(That is a lowercase 'L', not a capital 'I') This will print out the names of all the user accounts registered in Ubuntu. If there are multiple users (excluding guest accounts), then use yours from the list. If you are the only user, then your account name will be the only one displayed. To change the password for your account, type in the following commands:

passwd username

Where 'username' is replaced by your account name. If 'username' is a valid account, the you will be prompted to enter a new password, and it will look like this:

Enter new UNIX password:

Now, enter your new password (that you will hopefully not forget) and hit enter. Note that you will not see anything happen when you type in your new password, but it is being recognized by Ubuntu. It is the equivalent of a password box displaying * when you type in a password.  Now you will be prompted to Retype your password. Hit enter again. If all is successful, then you will be greeted with this message:

passwd: password updated successfully

Now, to exit the root shell prompt, just type:


and click enter. You will then return to the Recovery menu. This time, select:

 resume                       Resume normal boot

A notification will appear, alerting you that you will exit recovery mode. Hit enter, and you will return to a normal boot. Now, only one thing is left. As the notification stated, some of the Ubuntu graphics drivers will require a full reboot. This means that you will have to restart your computer. If you get to a point in the normal boot where you have no option to restart, or you can't do anything, unplug  (for desktop computers) and take out the battery (for laptops). Re plug and insert the battery. Now, you can boot just like normal.

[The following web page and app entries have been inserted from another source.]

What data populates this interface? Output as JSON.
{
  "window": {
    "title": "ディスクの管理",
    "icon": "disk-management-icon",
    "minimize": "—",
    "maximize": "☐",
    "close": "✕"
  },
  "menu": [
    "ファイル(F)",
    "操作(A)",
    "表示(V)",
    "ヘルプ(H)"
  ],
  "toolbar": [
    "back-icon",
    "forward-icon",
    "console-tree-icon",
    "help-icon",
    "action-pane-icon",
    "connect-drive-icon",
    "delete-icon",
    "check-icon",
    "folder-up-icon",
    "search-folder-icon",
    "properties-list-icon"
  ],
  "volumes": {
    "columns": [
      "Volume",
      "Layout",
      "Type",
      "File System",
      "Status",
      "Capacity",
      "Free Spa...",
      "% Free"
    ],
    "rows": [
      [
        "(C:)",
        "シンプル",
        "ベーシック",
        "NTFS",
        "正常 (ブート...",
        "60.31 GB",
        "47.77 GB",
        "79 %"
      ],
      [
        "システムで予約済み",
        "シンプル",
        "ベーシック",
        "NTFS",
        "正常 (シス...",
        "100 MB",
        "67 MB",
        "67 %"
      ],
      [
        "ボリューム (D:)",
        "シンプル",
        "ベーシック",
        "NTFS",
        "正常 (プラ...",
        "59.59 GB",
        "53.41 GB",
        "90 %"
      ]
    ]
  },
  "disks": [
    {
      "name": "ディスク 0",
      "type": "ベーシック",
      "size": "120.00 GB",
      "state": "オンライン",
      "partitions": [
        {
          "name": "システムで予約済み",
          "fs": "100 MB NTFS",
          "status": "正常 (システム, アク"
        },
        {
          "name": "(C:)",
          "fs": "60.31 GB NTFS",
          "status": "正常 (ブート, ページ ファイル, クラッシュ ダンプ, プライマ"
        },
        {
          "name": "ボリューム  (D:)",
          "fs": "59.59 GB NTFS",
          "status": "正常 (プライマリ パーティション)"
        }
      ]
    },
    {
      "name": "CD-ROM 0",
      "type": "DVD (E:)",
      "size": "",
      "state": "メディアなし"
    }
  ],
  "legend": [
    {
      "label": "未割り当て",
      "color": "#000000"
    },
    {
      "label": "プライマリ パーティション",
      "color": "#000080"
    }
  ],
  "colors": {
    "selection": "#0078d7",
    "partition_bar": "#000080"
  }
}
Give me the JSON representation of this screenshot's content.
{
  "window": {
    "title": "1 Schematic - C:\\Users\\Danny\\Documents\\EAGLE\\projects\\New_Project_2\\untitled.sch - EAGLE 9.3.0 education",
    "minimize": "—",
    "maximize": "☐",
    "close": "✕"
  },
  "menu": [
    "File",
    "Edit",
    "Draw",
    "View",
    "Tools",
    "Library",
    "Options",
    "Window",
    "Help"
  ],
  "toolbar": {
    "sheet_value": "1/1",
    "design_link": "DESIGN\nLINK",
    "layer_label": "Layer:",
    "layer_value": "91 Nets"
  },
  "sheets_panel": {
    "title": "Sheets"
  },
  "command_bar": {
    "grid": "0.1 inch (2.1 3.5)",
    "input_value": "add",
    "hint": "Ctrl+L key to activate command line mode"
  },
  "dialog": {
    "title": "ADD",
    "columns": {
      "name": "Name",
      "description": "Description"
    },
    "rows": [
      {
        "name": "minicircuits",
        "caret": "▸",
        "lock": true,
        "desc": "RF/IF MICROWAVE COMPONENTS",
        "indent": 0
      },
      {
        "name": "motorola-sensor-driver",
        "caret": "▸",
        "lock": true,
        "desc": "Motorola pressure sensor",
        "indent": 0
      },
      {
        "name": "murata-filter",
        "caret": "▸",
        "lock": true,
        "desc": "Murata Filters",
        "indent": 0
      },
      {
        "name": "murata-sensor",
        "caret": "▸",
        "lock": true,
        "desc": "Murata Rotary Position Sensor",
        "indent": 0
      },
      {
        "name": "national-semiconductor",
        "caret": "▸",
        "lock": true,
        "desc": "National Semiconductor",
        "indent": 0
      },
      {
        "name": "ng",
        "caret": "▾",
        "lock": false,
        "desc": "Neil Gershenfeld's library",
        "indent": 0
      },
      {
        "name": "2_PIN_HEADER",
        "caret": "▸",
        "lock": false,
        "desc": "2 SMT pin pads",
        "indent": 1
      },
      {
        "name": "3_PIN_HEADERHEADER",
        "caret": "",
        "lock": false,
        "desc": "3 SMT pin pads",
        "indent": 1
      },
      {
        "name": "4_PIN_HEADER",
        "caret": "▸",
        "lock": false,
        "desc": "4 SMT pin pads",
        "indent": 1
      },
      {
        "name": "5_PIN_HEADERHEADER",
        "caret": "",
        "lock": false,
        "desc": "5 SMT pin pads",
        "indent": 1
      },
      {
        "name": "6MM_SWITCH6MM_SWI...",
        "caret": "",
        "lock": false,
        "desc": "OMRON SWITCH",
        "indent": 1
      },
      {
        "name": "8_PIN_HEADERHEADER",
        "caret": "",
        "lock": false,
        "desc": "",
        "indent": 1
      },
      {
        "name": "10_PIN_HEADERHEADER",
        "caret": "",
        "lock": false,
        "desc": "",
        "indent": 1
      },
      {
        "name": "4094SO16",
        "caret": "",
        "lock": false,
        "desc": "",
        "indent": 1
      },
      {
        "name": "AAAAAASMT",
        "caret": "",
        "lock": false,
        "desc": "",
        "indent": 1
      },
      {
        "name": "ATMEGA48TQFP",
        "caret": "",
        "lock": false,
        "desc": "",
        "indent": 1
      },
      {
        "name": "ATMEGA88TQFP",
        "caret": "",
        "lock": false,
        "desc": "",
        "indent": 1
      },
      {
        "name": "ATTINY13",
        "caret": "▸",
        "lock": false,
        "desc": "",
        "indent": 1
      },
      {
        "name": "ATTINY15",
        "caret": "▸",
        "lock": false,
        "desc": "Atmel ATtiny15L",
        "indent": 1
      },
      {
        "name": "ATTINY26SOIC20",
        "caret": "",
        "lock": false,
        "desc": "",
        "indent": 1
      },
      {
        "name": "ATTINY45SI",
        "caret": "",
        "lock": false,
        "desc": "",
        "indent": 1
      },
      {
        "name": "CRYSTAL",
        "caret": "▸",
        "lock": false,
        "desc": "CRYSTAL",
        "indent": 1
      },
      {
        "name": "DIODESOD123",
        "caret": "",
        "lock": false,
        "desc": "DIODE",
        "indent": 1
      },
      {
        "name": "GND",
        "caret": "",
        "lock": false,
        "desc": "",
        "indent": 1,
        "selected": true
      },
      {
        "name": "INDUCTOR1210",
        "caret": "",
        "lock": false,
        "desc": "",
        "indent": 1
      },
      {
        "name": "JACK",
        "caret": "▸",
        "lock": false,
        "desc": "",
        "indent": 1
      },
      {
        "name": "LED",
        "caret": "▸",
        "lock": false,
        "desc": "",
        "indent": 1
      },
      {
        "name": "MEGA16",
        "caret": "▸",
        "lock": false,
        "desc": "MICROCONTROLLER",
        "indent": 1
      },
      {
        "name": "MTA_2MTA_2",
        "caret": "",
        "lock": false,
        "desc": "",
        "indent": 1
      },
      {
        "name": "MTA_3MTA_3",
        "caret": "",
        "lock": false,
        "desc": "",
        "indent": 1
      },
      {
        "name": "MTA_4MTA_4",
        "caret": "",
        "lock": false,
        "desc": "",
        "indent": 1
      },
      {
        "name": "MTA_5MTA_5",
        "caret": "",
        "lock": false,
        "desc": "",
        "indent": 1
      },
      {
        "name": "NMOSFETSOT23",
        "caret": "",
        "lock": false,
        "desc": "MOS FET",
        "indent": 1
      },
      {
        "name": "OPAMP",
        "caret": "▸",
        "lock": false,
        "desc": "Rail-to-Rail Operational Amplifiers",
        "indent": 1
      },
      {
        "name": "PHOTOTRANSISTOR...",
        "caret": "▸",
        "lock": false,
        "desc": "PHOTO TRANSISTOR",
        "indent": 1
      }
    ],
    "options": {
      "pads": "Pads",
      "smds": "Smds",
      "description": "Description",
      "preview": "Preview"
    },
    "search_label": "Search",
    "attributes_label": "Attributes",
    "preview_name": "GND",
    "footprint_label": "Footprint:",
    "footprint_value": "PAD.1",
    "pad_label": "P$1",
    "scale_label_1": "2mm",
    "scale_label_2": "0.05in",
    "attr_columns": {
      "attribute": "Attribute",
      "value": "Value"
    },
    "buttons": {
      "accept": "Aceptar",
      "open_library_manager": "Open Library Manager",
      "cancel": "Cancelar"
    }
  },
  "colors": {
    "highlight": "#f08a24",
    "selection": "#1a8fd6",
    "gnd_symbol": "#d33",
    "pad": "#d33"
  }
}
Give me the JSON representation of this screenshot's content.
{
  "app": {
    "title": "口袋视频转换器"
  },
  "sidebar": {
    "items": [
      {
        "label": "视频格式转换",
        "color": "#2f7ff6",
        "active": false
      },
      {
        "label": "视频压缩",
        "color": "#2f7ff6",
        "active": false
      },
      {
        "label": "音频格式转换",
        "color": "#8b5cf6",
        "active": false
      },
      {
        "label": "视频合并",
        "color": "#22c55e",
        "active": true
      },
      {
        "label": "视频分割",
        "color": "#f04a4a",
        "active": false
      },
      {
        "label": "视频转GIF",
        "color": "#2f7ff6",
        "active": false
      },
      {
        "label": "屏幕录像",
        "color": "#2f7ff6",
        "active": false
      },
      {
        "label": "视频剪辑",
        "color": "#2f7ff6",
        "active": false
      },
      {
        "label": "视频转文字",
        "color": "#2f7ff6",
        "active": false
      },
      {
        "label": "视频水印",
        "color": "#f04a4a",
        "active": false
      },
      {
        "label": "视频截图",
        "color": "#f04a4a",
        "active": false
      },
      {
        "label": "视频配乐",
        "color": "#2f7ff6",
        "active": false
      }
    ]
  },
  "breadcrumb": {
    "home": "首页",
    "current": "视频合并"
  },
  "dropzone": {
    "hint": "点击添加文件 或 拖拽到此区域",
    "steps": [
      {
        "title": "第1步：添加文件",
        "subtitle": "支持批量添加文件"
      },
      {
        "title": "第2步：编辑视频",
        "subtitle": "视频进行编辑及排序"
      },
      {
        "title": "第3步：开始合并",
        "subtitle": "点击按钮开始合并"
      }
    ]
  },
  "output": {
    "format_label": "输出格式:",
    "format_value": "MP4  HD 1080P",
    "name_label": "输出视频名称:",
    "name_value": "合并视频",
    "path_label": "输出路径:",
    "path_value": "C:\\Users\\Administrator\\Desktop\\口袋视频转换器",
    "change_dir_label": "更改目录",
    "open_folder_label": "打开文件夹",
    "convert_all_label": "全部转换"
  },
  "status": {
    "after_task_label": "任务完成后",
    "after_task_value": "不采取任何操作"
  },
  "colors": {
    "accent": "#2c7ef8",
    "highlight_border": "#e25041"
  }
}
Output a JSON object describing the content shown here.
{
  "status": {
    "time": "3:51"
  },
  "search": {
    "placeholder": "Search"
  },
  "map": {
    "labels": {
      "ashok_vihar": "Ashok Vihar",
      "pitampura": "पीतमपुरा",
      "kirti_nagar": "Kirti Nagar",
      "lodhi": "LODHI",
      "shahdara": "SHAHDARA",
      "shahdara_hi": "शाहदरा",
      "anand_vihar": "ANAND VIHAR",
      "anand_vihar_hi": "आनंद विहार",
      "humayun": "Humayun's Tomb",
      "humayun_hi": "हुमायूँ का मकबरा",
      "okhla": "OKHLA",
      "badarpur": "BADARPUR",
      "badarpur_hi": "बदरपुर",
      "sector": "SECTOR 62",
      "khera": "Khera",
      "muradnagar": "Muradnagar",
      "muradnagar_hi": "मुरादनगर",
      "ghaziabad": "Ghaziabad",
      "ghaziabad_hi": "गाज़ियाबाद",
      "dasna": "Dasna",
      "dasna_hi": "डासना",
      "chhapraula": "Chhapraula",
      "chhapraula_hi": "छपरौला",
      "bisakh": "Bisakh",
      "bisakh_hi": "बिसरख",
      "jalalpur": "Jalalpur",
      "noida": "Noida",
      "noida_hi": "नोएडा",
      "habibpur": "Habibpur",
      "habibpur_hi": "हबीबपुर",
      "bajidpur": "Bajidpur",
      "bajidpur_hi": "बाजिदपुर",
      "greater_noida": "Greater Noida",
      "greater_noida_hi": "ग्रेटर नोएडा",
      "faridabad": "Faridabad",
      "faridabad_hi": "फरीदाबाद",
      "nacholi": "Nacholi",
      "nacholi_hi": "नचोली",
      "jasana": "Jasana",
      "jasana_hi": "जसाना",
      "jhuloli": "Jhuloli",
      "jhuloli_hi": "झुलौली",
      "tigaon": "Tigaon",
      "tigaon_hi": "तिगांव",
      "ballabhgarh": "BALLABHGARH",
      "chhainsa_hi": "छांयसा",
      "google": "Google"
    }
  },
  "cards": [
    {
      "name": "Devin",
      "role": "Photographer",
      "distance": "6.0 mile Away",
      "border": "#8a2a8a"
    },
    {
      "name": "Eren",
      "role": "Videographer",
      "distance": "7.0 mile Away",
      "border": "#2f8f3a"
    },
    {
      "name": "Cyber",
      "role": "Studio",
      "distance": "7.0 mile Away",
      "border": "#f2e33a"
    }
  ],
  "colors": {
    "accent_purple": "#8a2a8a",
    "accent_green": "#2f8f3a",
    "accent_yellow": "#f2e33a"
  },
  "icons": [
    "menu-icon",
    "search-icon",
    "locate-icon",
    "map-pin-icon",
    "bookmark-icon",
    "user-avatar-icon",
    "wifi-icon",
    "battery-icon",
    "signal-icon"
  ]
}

Once you get to the log on page, enter your newly changed password. If it is not accepted (or you forgot it again), simply repeat the process, and your good to go.